_WORK TO BE COMPLETED_. With the images removed, return every line below exactly as it reads.

_INFORMATION SUPPLIED_.

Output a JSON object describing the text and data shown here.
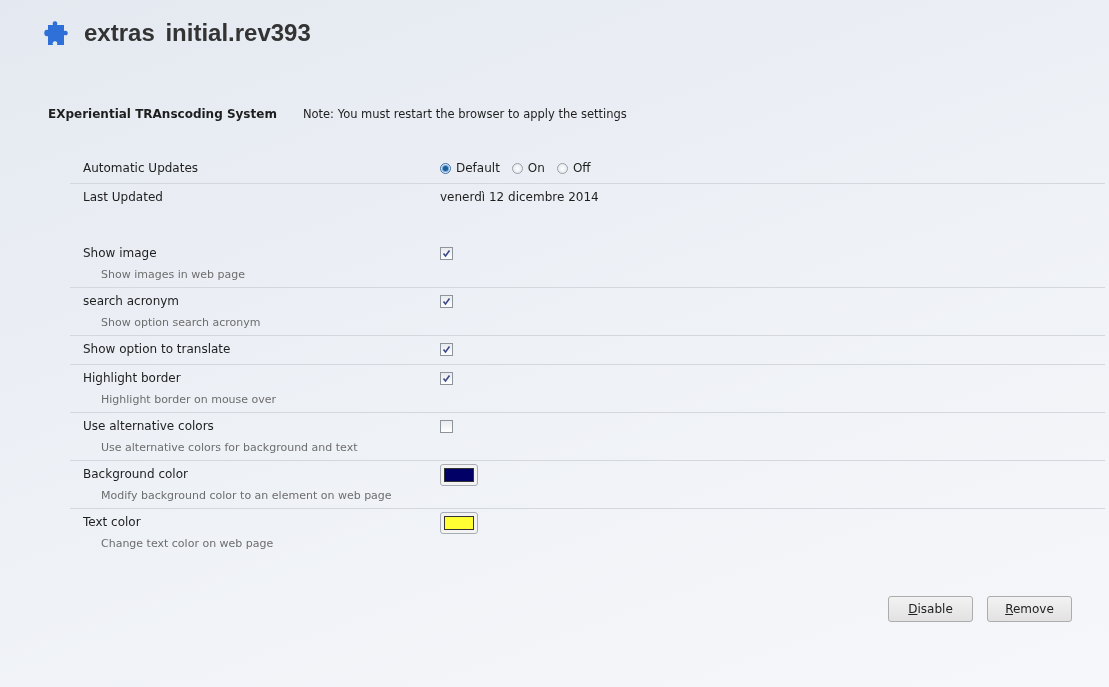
{
  "title": "extras initial.rev393",
  "section": {
    "name": "EXperiential TRAnscoding System",
    "note": "Note: You must restart the browser to apply the settings"
  },
  "settings": [
    {
      "kind": "radio",
      "label": "Automatic Updates",
      "options": [
        {
          "label": "Default",
          "selected": true
        },
        {
          "label": "On",
          "selected": false
        },
        {
          "label": "Off",
          "selected": false
        }
      ]
    },
    {
      "kind": "text",
      "label": "Last Updated",
      "value": "venerdì 12 dicembre 2014"
    },
    {
      "kind": "checkbox",
      "label": "Show image",
      "description": "Show images in web page",
      "checked": true
    },
    {
      "kind": "checkbox",
      "label": "search acronym",
      "description": "Show option search acronym",
      "checked": true
    },
    {
      "kind": "checkbox",
      "label": "Show option to translate",
      "checked": true
    },
    {
      "kind": "checkbox",
      "label": "Highlight border",
      "description": "Highlight border on mouse over",
      "checked": true
    },
    {
      "kind": "checkbox",
      "label": "Use alternative colors",
      "description": "Use alternative colors for background and text",
      "checked": false
    },
    {
      "kind": "color",
      "label": "Background color",
      "description": "Modify background color to an  element on web page",
      "color": "#000066"
    },
    {
      "kind": "color",
      "label": "Text color",
      "description": "Change text color on web page",
      "color": "#ffff33"
    }
  ],
  "buttons": [
    {
      "access_key": "D",
      "rest": "isable"
    },
    {
      "access_key": "R",
      "rest": "emove"
    }
  ]
}
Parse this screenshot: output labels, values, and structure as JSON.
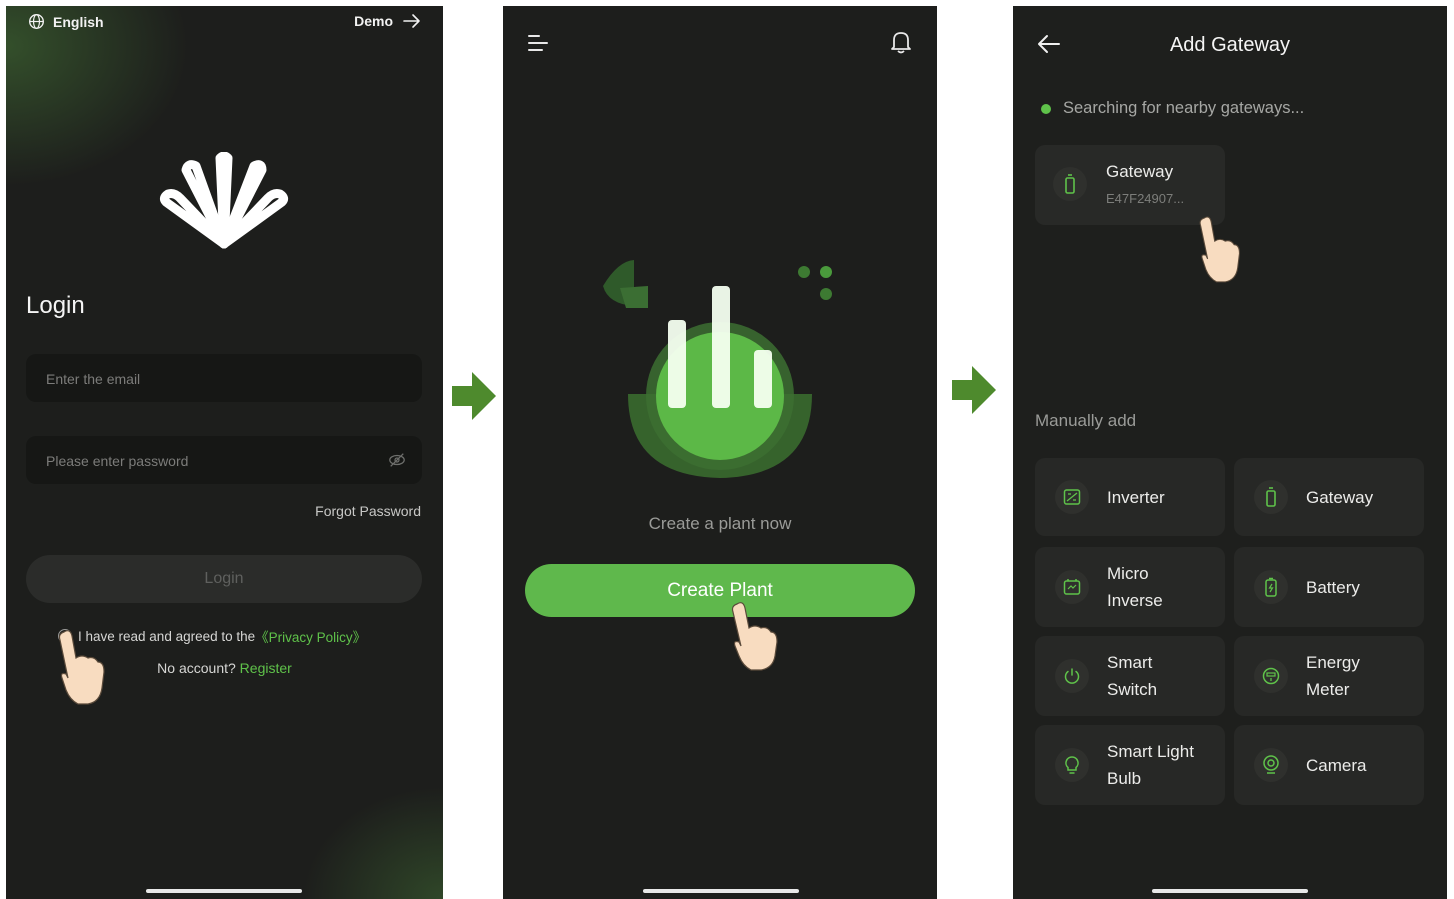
{
  "colors": {
    "accent_green": "#5fb84c",
    "link_green": "#5fc24a",
    "screen_bg": "#1d1e1c",
    "flow_arrow": "#4e8a2d"
  },
  "screen1": {
    "language": "English",
    "demo": "Demo",
    "title": "Login",
    "email_placeholder": "Enter the email",
    "password_placeholder": "Please enter password",
    "forgot": "Forgot Password",
    "login_button": "Login",
    "agree_text": "I have read and agreed to the ",
    "privacy_link": "《Privacy Policy》",
    "no_account": "No account? ",
    "register": "Register",
    "icons": [
      "globe-icon",
      "arrow-right-icon",
      "eye-off-icon",
      "shell-logo-icon",
      "tap-hand-icon"
    ]
  },
  "screen2": {
    "plant_text": "Create a plant now",
    "create_button": "Create Plant",
    "icons": [
      "menu-icon",
      "bell-icon",
      "chart-illustration",
      "tap-hand-icon"
    ]
  },
  "screen3": {
    "title": "Add Gateway",
    "searching": "Searching for nearby gateways...",
    "found_gateway": {
      "name": "Gateway",
      "id": "E47F24907..."
    },
    "manually_add": "Manually add",
    "devices": [
      {
        "label": "Inverter",
        "icon": "inverter-icon"
      },
      {
        "label": "Gateway",
        "icon": "gateway-icon"
      },
      {
        "label": "Micro\nInverse",
        "icon": "micro-inverter-icon"
      },
      {
        "label": "Battery",
        "icon": "battery-icon"
      },
      {
        "label": "Smart\nSwitch",
        "icon": "power-switch-icon"
      },
      {
        "label": "Energy\nMeter",
        "icon": "meter-icon"
      },
      {
        "label": "Smart Light\nBulb",
        "icon": "bulb-icon"
      },
      {
        "label": "Camera",
        "icon": "camera-icon"
      }
    ],
    "icons": [
      "back-arrow-icon",
      "tap-hand-icon"
    ]
  }
}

_WRITTEN REPLY_.
Output a JSON object describing the text and data shown here.
{
  "title": "extras initial.rev393",
  "section": {
    "name": "EXperiential TRAnscoding System",
    "note": "Note: You must restart the browser to apply the settings"
  },
  "settings": [
    {
      "kind": "radio",
      "label": "Automatic Updates",
      "options": [
        {
          "label": "Default",
          "selected": true
        },
        {
          "label": "On",
          "selected": false
        },
        {
          "label": "Off",
          "selected": false
        }
      ]
    },
    {
      "kind": "text",
      "label": "Last Updated",
      "value": "venerdì 12 dicembre 2014"
    },
    {
      "kind": "checkbox",
      "label": "Show image",
      "description": "Show images in web page",
      "checked": true
    },
    {
      "kind": "checkbox",
      "label": "search acronym",
      "description": "Show option search acronym",
      "checked": true
    },
    {
      "kind": "checkbox",
      "label": "Show option to translate",
      "checked": true
    },
    {
      "kind": "checkbox",
      "label": "Highlight border",
      "description": "Highlight border on mouse over",
      "checked": true
    },
    {
      "kind": "checkbox",
      "label": "Use alternative colors",
      "description": "Use alternative colors for background and text",
      "checked": false
    },
    {
      "kind": "color",
      "label": "Background color",
      "description": "Modify background color to an  element on web page",
      "color": "#000066"
    },
    {
      "kind": "color",
      "label": "Text color",
      "description": "Change text color on web page",
      "color": "#ffff33"
    }
  ],
  "buttons": [
    {
      "access_key": "D",
      "rest": "isable"
    },
    {
      "access_key": "R",
      "rest": "emove"
    }
  ]
}
Parse this screenshot: output labels, values, and structure as JSON.
{
  "colors": {
    "accent_green": "#5fb84c",
    "link_green": "#5fc24a",
    "screen_bg": "#1d1e1c",
    "flow_arrow": "#4e8a2d"
  },
  "screen1": {
    "language": "English",
    "demo": "Demo",
    "title": "Login",
    "email_placeholder": "Enter the email",
    "password_placeholder": "Please enter password",
    "forgot": "Forgot Password",
    "login_button": "Login",
    "agree_text": "I have read and agreed to the ",
    "privacy_link": "《Privacy Policy》",
    "no_account": "No account? ",
    "register": "Register",
    "icons": [
      "globe-icon",
      "arrow-right-icon",
      "eye-off-icon",
      "shell-logo-icon",
      "tap-hand-icon"
    ]
  },
  "screen2": {
    "plant_text": "Create a plant now",
    "create_button": "Create Plant",
    "icons": [
      "menu-icon",
      "bell-icon",
      "chart-illustration",
      "tap-hand-icon"
    ]
  },
  "screen3": {
    "title": "Add Gateway",
    "searching": "Searching for nearby gateways...",
    "found_gateway": {
      "name": "Gateway",
      "id": "E47F24907..."
    },
    "manually_add": "Manually add",
    "devices": [
      {
        "label": "Inverter",
        "icon": "inverter-icon"
      },
      {
        "label": "Gateway",
        "icon": "gateway-icon"
      },
      {
        "label": "Micro\nInverse",
        "icon": "micro-inverter-icon"
      },
      {
        "label": "Battery",
        "icon": "battery-icon"
      },
      {
        "label": "Smart\nSwitch",
        "icon": "power-switch-icon"
      },
      {
        "label": "Energy\nMeter",
        "icon": "meter-icon"
      },
      {
        "label": "Smart Light\nBulb",
        "icon": "bulb-icon"
      },
      {
        "label": "Camera",
        "icon": "camera-icon"
      }
    ],
    "icons": [
      "back-arrow-icon",
      "tap-hand-icon"
    ]
  }
}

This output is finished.